Halloween means candy, pumpkins, and a really good scare. But though we relish the idea of ghost stories and a playful prank, we want to steer our kids clear of the real Halloween dangers. And there are quite a few.
Is your costume safe? What will your child do if he’s approached by an unfriendly stranger (i.e., child predators or a bullying teen)? Here are some of the ways to keep kids safe during Halloween, one of the essential parenting tips served everyday in o5.com.
Halloween safety tip # 1: Costumes
Costumes, wigs and accessories should be flame-resistant. Long hems and long wigs should also be trimmed to prevent tripping and snagging, and avoid flimsy materials, baggy sleeves or billowing skirts that could accidentally come in contact with candles.
Your child’s shoes should also fit properly, and be comfortable enough for long hours of trick or treating. Check if your child can wriggle his toes, and if the soles bend. Don’t use any sharp props (swords should have a blunted tip) and never give toddlers glow in the dark sticks, which contain the chemical dibutyl phthalate (this is not safe to ingest). Check o5.com’s article on choosing safe Halloween costumes for more tips.
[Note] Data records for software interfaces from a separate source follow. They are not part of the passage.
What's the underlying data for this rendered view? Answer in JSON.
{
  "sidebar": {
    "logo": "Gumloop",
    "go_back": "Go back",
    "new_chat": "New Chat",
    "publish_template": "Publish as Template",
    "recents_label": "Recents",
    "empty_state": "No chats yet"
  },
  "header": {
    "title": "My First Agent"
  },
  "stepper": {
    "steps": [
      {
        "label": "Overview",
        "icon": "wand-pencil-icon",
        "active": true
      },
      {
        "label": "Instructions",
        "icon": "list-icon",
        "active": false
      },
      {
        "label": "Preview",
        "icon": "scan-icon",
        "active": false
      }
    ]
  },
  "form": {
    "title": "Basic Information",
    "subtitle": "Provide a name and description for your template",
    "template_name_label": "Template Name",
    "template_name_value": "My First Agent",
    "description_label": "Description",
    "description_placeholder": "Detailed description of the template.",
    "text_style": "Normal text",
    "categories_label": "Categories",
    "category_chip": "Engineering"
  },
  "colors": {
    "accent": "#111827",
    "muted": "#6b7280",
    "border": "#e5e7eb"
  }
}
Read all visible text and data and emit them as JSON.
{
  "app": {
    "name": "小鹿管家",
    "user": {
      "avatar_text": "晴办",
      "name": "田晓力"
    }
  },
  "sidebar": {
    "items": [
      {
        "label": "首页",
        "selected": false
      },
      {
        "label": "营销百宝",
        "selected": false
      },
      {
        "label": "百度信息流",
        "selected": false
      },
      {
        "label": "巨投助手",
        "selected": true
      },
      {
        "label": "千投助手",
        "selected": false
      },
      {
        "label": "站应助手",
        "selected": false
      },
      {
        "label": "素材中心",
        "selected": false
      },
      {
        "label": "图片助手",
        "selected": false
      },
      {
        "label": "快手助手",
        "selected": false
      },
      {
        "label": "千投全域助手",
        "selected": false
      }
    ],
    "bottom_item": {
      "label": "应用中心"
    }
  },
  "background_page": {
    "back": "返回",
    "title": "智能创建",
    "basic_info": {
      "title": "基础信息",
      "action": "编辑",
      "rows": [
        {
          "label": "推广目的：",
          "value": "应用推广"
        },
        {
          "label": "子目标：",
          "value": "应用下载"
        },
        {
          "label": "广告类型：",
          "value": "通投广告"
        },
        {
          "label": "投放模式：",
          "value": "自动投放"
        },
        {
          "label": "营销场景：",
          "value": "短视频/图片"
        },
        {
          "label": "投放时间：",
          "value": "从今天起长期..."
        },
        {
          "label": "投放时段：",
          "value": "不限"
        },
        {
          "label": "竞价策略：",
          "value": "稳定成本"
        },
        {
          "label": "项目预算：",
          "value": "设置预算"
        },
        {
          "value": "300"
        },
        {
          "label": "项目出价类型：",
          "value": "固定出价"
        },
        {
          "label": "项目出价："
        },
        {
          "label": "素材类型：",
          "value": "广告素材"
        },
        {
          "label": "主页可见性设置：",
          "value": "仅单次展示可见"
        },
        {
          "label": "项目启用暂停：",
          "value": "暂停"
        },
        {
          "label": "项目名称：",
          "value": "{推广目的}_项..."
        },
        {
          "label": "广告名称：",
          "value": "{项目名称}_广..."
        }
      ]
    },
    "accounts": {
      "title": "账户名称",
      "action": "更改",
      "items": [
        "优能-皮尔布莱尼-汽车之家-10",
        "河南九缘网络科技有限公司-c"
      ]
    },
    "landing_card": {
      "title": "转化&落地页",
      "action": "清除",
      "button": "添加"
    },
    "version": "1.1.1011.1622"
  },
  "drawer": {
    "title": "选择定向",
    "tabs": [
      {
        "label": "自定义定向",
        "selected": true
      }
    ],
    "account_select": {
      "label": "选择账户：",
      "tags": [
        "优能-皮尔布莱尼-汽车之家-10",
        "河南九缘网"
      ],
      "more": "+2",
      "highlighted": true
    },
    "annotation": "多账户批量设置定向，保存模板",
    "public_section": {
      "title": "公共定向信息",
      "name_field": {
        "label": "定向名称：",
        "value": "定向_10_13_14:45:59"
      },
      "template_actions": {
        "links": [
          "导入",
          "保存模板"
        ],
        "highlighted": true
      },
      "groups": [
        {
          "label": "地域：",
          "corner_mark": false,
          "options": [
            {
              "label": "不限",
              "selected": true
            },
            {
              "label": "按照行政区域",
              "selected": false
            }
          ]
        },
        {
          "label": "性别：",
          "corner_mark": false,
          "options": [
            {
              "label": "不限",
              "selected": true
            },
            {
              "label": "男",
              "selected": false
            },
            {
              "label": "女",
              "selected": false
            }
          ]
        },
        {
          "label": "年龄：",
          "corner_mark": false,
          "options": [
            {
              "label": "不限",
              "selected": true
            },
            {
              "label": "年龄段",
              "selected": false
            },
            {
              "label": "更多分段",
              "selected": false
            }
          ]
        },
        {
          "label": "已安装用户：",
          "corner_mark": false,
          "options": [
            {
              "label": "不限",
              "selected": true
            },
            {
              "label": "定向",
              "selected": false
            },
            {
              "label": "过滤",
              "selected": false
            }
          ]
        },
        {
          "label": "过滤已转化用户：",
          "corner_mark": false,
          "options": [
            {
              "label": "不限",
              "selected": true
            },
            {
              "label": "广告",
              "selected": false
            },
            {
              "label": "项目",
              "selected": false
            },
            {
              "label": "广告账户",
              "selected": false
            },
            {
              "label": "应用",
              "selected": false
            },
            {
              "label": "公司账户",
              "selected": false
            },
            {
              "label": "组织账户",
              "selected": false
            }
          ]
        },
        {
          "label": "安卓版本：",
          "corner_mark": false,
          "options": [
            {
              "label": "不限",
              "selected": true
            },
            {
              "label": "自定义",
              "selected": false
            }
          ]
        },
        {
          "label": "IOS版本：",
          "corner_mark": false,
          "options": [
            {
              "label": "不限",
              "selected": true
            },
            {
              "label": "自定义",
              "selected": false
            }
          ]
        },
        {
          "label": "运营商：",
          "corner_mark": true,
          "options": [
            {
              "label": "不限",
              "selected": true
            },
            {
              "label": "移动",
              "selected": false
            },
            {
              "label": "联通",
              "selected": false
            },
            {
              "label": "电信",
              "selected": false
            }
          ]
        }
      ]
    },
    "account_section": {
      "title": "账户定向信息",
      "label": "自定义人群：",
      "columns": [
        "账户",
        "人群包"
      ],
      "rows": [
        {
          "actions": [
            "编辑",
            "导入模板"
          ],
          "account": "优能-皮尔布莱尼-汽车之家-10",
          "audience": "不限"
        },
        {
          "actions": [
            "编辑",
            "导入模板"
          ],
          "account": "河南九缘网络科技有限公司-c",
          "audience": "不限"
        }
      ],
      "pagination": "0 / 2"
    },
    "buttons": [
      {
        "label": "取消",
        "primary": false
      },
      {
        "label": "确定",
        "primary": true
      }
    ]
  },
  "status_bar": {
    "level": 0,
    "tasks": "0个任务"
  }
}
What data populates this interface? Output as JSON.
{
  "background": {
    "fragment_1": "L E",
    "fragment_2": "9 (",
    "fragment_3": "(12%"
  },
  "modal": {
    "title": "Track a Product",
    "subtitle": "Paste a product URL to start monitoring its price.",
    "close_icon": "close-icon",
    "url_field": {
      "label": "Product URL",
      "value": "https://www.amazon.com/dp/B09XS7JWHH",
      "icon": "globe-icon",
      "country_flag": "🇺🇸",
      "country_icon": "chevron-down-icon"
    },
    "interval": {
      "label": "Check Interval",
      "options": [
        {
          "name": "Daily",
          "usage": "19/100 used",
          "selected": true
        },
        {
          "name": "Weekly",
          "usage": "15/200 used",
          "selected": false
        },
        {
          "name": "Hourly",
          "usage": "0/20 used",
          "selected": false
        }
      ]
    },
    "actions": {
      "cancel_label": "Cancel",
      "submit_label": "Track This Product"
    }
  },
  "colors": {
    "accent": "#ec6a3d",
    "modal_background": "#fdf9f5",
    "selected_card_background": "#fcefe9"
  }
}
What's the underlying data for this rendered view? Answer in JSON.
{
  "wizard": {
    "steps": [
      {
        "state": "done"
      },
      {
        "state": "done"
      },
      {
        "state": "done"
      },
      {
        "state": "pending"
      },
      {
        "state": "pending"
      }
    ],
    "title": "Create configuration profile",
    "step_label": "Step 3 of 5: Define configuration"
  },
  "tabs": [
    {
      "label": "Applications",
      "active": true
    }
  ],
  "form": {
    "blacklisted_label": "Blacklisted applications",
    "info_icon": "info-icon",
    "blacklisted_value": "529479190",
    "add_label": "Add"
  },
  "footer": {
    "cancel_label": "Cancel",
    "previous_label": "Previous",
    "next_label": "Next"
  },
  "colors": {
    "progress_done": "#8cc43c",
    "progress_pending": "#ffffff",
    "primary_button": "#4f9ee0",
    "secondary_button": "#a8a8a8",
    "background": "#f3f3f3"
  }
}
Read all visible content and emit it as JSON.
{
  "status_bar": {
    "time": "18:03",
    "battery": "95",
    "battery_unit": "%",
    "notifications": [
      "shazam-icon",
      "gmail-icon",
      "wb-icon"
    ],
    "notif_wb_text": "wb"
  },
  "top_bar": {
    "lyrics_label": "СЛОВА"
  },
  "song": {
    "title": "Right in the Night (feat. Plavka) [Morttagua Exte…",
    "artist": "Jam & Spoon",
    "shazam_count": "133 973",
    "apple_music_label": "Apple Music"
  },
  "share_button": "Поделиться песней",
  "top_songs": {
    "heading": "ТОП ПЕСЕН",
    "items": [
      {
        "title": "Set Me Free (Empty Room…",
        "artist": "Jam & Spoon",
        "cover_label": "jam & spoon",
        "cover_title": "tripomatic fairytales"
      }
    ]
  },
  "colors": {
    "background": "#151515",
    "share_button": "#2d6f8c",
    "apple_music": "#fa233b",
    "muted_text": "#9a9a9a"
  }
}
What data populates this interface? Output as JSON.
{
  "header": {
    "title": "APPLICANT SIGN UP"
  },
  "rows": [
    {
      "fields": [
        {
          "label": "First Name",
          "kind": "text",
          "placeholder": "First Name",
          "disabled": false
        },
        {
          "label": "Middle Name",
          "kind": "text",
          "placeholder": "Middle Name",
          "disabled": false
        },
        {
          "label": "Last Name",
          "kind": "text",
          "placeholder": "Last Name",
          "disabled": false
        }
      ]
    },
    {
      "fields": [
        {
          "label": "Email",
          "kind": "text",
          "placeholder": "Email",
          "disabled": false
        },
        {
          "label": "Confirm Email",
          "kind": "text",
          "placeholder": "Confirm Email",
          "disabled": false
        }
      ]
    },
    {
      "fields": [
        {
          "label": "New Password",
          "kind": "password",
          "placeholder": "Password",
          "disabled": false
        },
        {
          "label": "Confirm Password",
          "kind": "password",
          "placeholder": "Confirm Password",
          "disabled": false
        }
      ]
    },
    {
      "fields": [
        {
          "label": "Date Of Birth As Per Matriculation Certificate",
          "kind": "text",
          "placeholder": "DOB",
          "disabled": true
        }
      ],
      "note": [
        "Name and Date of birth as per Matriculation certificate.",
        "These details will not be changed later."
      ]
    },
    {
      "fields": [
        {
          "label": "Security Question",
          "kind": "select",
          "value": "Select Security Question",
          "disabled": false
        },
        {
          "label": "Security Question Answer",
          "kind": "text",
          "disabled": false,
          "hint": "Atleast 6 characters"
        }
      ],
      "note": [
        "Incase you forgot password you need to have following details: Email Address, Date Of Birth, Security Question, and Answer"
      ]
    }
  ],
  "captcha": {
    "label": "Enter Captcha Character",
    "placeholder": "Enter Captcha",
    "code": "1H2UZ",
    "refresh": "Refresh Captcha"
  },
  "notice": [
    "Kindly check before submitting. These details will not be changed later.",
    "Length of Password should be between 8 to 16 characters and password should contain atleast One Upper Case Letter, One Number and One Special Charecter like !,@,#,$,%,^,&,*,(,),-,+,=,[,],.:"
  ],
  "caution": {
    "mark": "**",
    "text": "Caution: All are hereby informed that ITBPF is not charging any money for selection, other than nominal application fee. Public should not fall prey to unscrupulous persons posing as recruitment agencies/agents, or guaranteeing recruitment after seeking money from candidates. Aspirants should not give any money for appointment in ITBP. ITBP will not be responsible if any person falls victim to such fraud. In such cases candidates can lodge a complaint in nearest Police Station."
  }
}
Face paints is safer than masks, which can obscure vision. Check the packaging for approval of the FDA (Food and Drug Association), or check the FDA website for a list of safe ingredients. Here’s another great parenting tip: do a skin test on your child’s wrist several days before Halloween, to check for allergic reactions.
Halloween Safety Tip # 2: Trick or Treat Bags
You don’t have to worry about whether or not the vinyl trick or treat bags may contain lead. The bag material won’t come in direct contact with the candy (because of the wrappers). However, plastic bags may pose suffocation risks for young children, who are easily tempted to put these over their head in a game of “peekaboo” or as a makeshift mask. A safer option is hard plastic bags. Here’s a great money saving tip: get an old pillowcase and decorate it with fabric markers. (You can also check our article on cheap halloween party ideas for more money saving tips.)
Halloween Safety Tip # 3: Candy
The most important Halloween Safety rule to teach your kids is “Don’t eat the candy until you’re home.” You need to check if the candy is a choking hazard (especially if your kids are under the age of 4), contains anything they may be allergic to (like peanuts). Also inspect for any signs that the treats have been tampered with—while the stories of razors in apples or powdered drugs masquerading as sugar coating may be nothing but urban legend, it’s always better to err on the side of caution.
Halloween Safety Tip # 4: Dark Streets
Your child will be navigating streets and passing by alleys. The biggest risk is being accidentally run over. Some costumes have reflective or glow in the dark properties, but here’s one great money saving tip: just decorate the costumes and the trick or treat bag with reflective tape, sold in hardware and sporting goods stores. Also arm your children with flash lights.
This is a very important parenting tip: teach, and review, road safety rules like looking both sides before crossing the street (and only at cross walks), and stay on the sidewalk.
Halloween Safety Tip # 5: Stranger Safety
Tell your kids that they should only go trick or treating in well-lit homes, and that they should remain on the porch and never enter the house. There’s also safety in numbers: even older kids should go around in groups of at least three (ideally five). Here’s another important parenting tip: talk beforehand about your kids’ route, and set limits on how far they can travel. Give them a cell phone so they can call in ase of emergency, and call in to check in on them.
Photo from uic.edu